= Task instructions =
Would you return each record that follows word for word, without its pictures?

= The records =

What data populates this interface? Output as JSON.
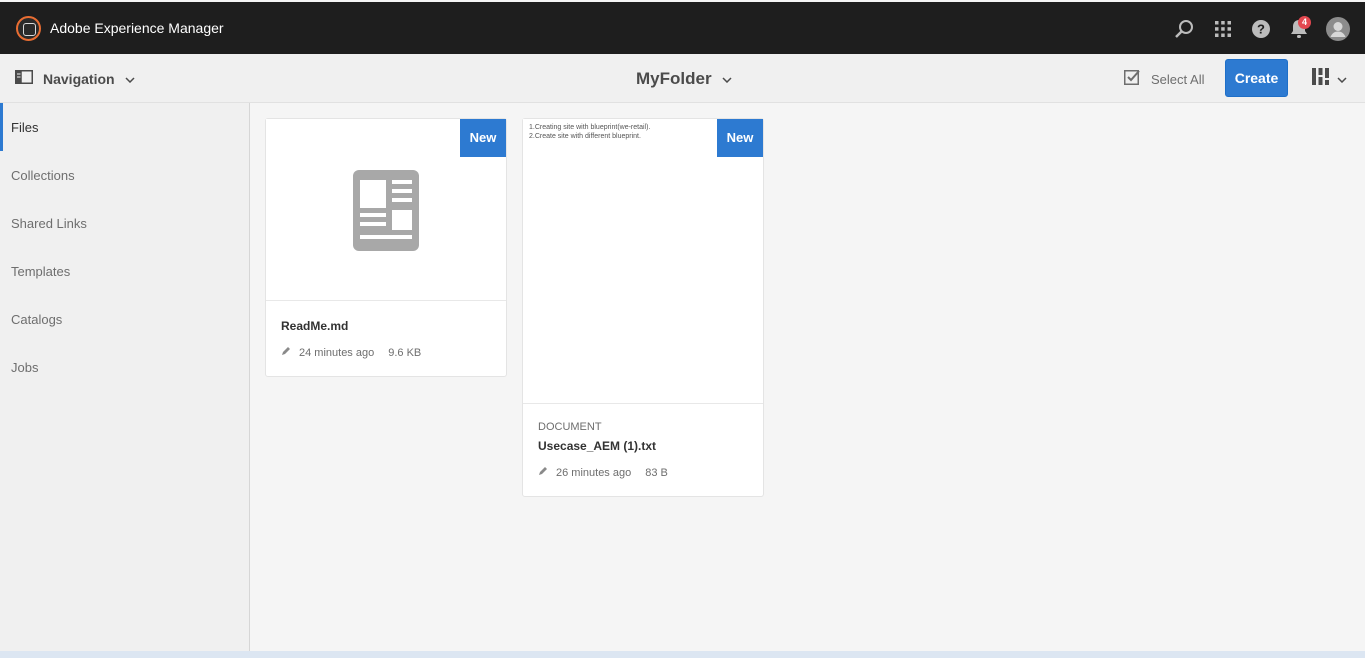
{
  "shell": {
    "app_title": "Adobe Experience Manager",
    "notification_count": "4",
    "icons": [
      "search-icon",
      "apps-grid-icon",
      "help-icon",
      "bell-icon",
      "user-avatar-icon"
    ]
  },
  "actionbar": {
    "nav_label": "Navigation",
    "folder_title": "MyFolder",
    "select_all_label": "Select All",
    "create_label": "Create"
  },
  "rail": {
    "items": [
      {
        "label": "Files",
        "active": true
      },
      {
        "label": "Collections"
      },
      {
        "label": "Shared Links"
      },
      {
        "label": "Templates"
      },
      {
        "label": "Catalogs"
      },
      {
        "label": "Jobs"
      }
    ]
  },
  "cards": [
    {
      "flag": "New",
      "name": "ReadMe.md",
      "modified": "24 minutes ago",
      "size": "9.6 KB",
      "thumbnail_icon": "document-icon"
    },
    {
      "flag": "New",
      "doc_type": "DOCUMENT",
      "name": "Usecase_AEM (1).txt",
      "modified": "26 minutes ago",
      "size": "83 B",
      "preview_lines": [
        "1.Creating site with blueprint(we-retail).",
        "2.Create site with different blueprint."
      ]
    }
  ],
  "colors": {
    "accent": "#2d7ad1",
    "shell_bg": "#1e1e1e",
    "badge": "#e34850",
    "logo_ring": "#e96d32"
  }
}
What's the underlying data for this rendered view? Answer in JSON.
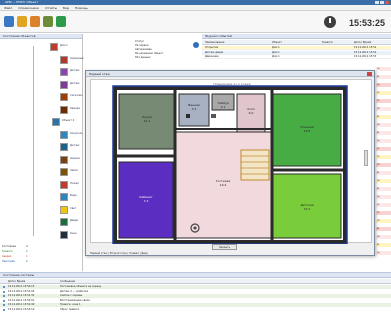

= Response box =
What data populates this interface? Output as JSON.
{
  "shell": {
    "app_title": "Adobe Experience Manager",
    "notification_count": "4",
    "icons": [
      "search-icon",
      "apps-grid-icon",
      "help-icon",
      "bell-icon",
      "user-avatar-icon"
    ]
  },
  "actionbar": {
    "nav_label": "Navigation",
    "folder_title": "MyFolder",
    "select_all_label": "Select All",
    "create_label": "Create"
  },
  "rail": {
    "items": [
      {
        "label": "Files",
        "active": true
      },
      {
        "label": "Collections"
      },
      {
        "label": "Shared Links"
      },
      {
        "label": "Templates"
      },
      {
        "label": "Catalogs"
      },
      {
        "label": "Jobs"
      }
    ]
  },
  "cards": [
    {
      "flag": "New",
      "name": "ReadMe.md",
      "modified": "24 minutes ago",
      "size": "9.6 KB",
      "thumbnail_icon": "document-icon"
    },
    {
      "flag": "New",
      "doc_type": "DOCUMENT",
      "name": "Usecase_AEM (1).txt",
      "modified": "26 minutes ago",
      "size": "83 B",
      "preview_lines": [
        "1.Creating site with blueprint(we-retail).",
        "2.Create site with different blueprint."
      ]
    }
  ],
  "colors": {
    "accent": "#2d7ad1",
    "shell_bg": "#1e1e1e",
    "badge": "#e34850",
    "logo_ring": "#e96d32"
  }
}
What's the underlying data for this rendered view? Answer in JSON.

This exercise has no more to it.